Canada’s annual inflation rate fell slightly in February, giving the Bank of Canada room to keep interest rates low over the next few months, economists say.
Statistics Canada said Friday its consumer price index edged down one-tenth of a point to 2.2 per cent in February, with rising energy and gas prices keeping inflation just above the Bank of Canada’s ideal two per cent target.
The core inflation rate, which excludes volatile items such as gas and food, fell to 0.9 per cent — its lowest level since the government started keeping records in 1984. Economists had predicted an annual core rate of 1.1 per cent and annual inflation to remain at the January level of 2.3 per cent.
It all means the country’s central bank might take its time when it comes to raising interest rates, said CIBC World Markets economist Emanuella Enenajor.

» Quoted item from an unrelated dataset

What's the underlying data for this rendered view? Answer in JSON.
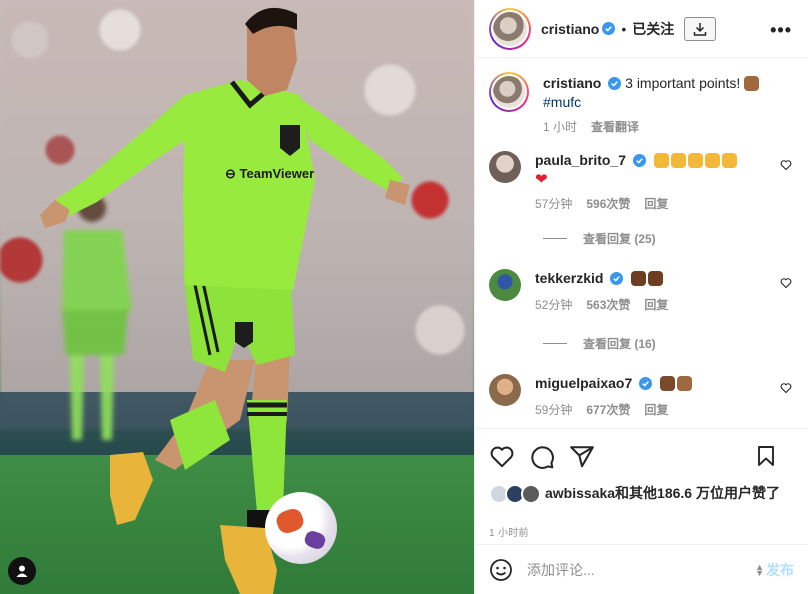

“These (inflation) numbers certainly make it less likely that a May rate hike could happen, we do have to admit,” she said.
“Such a soft core number suggests there’s less pressure for the Bank of Canada to really start hiking rates aggressively so it gives it a little more leeway.”